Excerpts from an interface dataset
--- START ---

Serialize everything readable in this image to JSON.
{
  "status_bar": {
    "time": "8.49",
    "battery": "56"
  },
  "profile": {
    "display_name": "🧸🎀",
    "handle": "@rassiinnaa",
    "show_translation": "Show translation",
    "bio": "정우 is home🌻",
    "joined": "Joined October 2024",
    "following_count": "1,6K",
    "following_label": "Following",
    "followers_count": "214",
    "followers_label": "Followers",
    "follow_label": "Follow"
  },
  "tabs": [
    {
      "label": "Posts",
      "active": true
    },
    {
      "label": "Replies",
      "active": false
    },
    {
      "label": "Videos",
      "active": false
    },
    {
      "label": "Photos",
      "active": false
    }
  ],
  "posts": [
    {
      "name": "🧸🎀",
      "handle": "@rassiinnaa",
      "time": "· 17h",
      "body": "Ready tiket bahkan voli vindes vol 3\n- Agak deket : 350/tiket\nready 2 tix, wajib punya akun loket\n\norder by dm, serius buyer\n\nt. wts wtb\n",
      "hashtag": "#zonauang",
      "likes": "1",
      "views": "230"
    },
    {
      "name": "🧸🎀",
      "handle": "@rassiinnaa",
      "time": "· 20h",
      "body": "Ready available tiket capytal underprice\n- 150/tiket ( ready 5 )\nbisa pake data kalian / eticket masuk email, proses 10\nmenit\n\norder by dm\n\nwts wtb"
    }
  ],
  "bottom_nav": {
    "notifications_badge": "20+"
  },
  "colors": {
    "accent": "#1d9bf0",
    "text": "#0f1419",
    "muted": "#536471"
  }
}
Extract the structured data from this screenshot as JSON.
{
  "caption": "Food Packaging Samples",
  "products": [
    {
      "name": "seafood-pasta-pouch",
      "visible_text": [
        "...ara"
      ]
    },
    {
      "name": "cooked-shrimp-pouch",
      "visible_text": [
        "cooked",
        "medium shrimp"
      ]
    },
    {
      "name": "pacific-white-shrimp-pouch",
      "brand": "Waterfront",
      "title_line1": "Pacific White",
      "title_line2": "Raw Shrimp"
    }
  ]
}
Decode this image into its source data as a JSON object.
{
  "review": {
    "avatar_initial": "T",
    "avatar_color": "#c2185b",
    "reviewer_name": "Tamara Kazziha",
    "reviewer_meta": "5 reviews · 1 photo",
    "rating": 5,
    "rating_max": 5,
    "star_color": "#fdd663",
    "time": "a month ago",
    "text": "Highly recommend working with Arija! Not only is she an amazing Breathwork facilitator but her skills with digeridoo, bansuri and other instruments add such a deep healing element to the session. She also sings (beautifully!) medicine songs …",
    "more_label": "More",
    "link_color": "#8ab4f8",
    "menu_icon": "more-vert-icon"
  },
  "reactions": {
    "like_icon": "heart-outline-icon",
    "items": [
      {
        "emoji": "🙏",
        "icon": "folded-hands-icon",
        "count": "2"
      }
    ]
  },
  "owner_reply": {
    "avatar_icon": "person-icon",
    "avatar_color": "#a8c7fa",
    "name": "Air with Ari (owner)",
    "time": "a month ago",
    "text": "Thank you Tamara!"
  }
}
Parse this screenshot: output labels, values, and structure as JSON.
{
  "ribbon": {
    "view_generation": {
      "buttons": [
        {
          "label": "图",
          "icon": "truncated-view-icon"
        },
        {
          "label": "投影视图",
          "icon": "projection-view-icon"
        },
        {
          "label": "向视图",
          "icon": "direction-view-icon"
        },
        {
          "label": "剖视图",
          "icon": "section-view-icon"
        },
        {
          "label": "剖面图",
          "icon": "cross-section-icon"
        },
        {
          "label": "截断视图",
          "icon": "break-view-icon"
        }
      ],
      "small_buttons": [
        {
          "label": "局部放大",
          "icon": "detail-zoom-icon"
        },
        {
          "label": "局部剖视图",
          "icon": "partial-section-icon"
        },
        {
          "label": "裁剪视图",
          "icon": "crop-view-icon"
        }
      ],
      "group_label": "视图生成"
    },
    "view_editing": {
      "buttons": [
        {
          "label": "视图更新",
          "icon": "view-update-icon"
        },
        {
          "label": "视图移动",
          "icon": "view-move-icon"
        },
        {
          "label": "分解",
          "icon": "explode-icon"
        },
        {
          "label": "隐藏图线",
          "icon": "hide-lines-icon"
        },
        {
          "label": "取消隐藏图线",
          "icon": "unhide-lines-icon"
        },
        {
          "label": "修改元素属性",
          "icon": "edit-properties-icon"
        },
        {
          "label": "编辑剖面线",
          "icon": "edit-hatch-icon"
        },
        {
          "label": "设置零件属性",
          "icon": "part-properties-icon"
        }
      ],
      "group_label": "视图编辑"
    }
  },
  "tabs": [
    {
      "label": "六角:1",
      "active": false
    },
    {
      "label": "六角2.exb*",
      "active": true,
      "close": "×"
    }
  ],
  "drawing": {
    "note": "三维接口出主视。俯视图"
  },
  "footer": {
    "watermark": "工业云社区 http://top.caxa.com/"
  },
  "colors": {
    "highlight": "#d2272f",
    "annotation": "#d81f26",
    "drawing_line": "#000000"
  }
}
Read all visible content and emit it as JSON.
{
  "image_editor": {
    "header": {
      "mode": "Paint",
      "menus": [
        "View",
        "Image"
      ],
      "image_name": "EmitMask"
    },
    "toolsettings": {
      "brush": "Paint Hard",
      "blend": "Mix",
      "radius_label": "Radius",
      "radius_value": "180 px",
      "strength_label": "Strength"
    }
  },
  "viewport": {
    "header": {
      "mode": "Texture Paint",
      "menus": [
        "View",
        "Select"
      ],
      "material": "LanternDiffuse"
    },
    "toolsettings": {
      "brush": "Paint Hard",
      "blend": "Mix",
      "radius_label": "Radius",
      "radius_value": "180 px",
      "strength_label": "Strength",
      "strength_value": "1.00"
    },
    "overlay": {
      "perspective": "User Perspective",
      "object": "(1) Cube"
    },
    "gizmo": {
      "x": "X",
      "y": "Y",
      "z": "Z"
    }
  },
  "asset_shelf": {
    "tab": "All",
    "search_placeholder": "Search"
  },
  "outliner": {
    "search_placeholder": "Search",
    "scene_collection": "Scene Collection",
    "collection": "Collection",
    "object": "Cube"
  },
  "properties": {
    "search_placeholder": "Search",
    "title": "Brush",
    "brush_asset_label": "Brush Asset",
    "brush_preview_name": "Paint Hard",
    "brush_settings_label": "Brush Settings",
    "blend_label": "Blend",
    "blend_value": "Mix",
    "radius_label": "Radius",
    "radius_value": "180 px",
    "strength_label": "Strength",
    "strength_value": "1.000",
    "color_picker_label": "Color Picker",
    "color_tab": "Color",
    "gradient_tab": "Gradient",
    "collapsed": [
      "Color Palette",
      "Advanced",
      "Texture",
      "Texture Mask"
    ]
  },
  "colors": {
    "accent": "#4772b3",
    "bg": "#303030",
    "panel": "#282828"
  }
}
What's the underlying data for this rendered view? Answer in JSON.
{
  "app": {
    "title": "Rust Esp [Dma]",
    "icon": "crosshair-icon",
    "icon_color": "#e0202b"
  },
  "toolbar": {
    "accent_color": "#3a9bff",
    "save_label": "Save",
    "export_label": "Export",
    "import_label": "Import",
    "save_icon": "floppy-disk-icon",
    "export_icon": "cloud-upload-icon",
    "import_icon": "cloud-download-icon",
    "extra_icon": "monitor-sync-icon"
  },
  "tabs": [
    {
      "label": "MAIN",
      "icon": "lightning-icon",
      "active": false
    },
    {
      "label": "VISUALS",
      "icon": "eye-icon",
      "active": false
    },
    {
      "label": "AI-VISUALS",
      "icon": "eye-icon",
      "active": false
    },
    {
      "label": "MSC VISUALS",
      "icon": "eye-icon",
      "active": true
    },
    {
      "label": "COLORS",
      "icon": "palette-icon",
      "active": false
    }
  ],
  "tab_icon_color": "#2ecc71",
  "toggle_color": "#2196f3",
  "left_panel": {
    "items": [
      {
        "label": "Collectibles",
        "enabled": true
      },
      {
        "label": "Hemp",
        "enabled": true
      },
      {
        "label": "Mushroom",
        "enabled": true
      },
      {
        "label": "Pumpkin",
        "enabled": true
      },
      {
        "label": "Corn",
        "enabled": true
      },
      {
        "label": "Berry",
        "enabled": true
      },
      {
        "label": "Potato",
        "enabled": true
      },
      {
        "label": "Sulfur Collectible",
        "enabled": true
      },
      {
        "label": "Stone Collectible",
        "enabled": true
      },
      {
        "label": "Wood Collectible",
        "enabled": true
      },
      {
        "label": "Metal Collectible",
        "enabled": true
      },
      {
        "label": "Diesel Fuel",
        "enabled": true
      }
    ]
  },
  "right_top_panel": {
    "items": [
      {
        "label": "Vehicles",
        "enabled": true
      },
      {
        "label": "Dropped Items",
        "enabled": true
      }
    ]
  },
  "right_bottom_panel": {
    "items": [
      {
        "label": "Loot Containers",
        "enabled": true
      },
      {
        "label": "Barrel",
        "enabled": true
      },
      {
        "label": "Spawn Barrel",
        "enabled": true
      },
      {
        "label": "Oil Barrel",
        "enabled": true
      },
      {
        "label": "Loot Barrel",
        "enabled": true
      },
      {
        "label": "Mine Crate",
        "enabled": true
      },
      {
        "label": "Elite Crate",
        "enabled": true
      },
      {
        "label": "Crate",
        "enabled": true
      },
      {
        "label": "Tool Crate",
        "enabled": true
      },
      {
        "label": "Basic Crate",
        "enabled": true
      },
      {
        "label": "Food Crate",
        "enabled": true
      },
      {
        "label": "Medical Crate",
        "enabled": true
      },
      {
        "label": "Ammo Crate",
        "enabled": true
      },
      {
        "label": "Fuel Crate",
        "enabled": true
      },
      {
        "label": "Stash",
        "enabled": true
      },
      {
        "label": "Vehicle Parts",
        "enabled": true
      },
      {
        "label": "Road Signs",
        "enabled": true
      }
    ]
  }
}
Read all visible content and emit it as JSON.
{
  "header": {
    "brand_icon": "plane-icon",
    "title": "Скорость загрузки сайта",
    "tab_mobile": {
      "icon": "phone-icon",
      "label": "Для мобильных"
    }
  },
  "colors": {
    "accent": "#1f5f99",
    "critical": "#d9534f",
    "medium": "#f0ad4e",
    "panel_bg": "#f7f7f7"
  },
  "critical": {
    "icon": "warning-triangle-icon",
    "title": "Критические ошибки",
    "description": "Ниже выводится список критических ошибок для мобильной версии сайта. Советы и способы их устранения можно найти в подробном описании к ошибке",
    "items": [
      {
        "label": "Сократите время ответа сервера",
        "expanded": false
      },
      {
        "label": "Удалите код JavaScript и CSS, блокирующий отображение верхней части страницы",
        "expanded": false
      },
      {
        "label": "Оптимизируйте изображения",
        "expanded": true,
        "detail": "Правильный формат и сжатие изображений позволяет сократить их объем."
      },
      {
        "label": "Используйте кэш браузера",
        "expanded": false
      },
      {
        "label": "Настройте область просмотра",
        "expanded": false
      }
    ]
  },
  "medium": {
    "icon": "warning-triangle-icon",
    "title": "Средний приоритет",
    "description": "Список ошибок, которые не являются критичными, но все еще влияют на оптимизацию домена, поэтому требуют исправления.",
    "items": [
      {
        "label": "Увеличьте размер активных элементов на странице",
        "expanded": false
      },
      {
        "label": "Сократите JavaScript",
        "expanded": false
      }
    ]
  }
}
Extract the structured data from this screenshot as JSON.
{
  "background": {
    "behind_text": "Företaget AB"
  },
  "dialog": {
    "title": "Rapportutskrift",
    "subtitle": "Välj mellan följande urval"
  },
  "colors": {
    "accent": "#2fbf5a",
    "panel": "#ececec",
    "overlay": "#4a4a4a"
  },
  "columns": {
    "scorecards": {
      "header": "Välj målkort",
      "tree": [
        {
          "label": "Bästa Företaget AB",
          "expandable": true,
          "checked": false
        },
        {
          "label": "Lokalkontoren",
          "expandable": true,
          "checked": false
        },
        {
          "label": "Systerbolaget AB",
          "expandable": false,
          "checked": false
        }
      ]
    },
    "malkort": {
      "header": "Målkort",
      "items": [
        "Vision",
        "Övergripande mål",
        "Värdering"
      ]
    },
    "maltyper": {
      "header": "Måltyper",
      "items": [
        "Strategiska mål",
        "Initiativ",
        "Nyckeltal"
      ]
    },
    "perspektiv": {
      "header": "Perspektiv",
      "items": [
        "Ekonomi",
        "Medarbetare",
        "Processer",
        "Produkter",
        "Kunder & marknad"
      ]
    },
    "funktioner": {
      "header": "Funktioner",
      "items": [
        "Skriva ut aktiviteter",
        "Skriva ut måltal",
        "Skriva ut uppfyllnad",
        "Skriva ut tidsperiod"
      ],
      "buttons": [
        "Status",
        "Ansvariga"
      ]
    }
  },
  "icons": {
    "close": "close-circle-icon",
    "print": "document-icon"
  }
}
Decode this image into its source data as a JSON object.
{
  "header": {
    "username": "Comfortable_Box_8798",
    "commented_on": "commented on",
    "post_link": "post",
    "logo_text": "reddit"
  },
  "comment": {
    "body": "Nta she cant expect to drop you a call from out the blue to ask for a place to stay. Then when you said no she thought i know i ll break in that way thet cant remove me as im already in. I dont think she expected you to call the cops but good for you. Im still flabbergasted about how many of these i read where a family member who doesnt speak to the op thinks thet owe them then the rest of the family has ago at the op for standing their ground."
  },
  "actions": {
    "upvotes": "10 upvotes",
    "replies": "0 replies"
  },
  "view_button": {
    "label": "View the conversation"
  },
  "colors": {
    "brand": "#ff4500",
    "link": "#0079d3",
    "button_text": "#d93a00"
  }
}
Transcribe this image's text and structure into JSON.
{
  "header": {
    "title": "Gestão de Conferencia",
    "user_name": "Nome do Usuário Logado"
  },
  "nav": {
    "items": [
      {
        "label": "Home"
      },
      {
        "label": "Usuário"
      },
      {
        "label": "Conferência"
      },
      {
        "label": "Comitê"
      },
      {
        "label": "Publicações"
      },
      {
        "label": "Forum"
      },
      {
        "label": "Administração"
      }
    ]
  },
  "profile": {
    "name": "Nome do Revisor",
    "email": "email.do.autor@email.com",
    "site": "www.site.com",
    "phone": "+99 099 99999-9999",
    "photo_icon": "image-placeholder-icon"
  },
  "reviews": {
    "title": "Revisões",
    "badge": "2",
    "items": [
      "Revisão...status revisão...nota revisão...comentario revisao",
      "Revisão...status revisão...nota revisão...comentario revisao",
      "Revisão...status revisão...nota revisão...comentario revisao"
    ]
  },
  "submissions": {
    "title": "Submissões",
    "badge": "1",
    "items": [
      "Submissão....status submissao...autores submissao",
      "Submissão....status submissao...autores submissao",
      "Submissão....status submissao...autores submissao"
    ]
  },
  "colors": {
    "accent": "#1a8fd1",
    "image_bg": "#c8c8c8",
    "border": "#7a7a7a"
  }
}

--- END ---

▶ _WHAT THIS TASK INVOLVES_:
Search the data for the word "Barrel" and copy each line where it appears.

▶ _ANSWER TO THIS TASK_:
        "label": "Barrel",
        "label": "Spawn Barrel",
        "label": "Oil Barrel",
        "label": "Loot Barrel",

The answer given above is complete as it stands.